Show Host – Jimmy Clark

Host of Today in Ag

A daily radio segment that airs during the noon hour on KECO 96.5FM

Let’s Talk About Agriculture

“I actually love putting up hay, especially alfalfa. It’s the smell of alfalfa when you’re baling it. There’s no other smell like it in the world.”

That’s what Jimmy Clark said when asked why he loves agriculture.

But his love of ag goes beyond the five senses.

“I love the unity of the farming community,” Jimmy said. “The way folks help each other out.”

Jimmy is bringing his love of the land to 96.5FM KECO weekdays at noon with his new show, “Today in Agriculture, With Jimmy Clark.”


Born Feb. 2, 1962 at Elk City Community Hospital to Joe and Mable Clark—the youngest of 10 kids—Jimmy’s been involved in some form of agriculture most of his life.

“I was raised in town but everybody in my family chopped cotton.”

He was active in the Elk City FFA program with Larry Long through his junior year of high school. When he transferred to Canute for his senior year, he worked nights welding at Graves Manufacturing in Clinton, helping manufacture hay handling equipment.

After graduating in 1980, Jimmy welded in the oilfield. When the oil boom went bust in 1983, he went from earning $35 an hour welding to making $5 an hour as a farm hand at K&D Farm & Ranch at Foss. His job as farm hand meant doing whatever needed to be done for 500 mama cows and 5,000 acres of wheat.

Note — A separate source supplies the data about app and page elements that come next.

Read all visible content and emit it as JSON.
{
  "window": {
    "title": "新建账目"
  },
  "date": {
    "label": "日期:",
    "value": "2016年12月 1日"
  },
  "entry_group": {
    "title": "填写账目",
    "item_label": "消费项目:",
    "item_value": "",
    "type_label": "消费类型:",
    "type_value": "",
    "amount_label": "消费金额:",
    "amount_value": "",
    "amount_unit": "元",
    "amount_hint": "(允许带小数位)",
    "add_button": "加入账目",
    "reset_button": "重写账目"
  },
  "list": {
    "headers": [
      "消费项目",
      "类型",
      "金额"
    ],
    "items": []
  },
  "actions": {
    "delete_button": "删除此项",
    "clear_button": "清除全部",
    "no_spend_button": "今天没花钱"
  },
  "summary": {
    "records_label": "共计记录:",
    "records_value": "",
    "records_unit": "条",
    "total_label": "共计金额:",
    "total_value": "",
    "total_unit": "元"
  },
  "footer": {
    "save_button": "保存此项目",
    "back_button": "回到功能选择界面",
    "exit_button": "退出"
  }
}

Jimmy did that until 1989 when he went back into the oilfield. But his service in the military took him to the Middle East for Operation Desert Storm in 1990-1991.

After that, he moved to Kansas City and worked in the oilfield 19 years.


He moved back to Western Oklahoma in 2008 and continued working in the oilfield.

But he bought land in 2010, six miles west of Willow in the Breaks. He runs a cow-calf operation he calls C Trough Farm & Ranch. He also raises hay crops on a farm west of Carter on the river.


When he was approached

 about doing a show on KECO about farming and ranching, Jimmy jumped at the chance.

“Most ag programs deal with state and national issues. I want our community to know what’s going on with our  farmers and ranchers here at home.”

Agriculture changes all the time, Jimmy said. There are lots of struggles right now.

“Just because you inherited la

nd doesn’t mean you can make ends meet.”

There are lots of aspects involved in farming and ranching, and Jimmy plans to cover them all.

One day, he’ll talk about cattle—sale prices, processors making more money than the guy raising the animals, vaccinations, feed. The next day, he may talk to high school kids raising animals. The day after, the show might be about cotton farming or raising peanuts.

“I want to talk about everything. Seed, feed, feed trucks, chemicals, animals, veterinarians.”

He plans to interview lots of local guests and give as much information as he can gather about farming and ranching right here. And though the weather may turn dry, the show won’t be.

“We’re gonna have a lot of fun.”

Since he’s been heavily involved in ag production for a long time, and since he knows so many other producers in agriculture’s close-knit community, Jimmy Clark has a pretty good idea what farmers and ranchers face.

“We want to inform our community that life on the farm or ranch isn’t a piece of cake. There’s struggles everyday.”

To keep up with what’s going on in farming and ranching in Western Oklahoma and the Texas Panhandle, listen to “Today in Ag, With Jimmy Clark” weekdays at noon on 96.5FM KECO.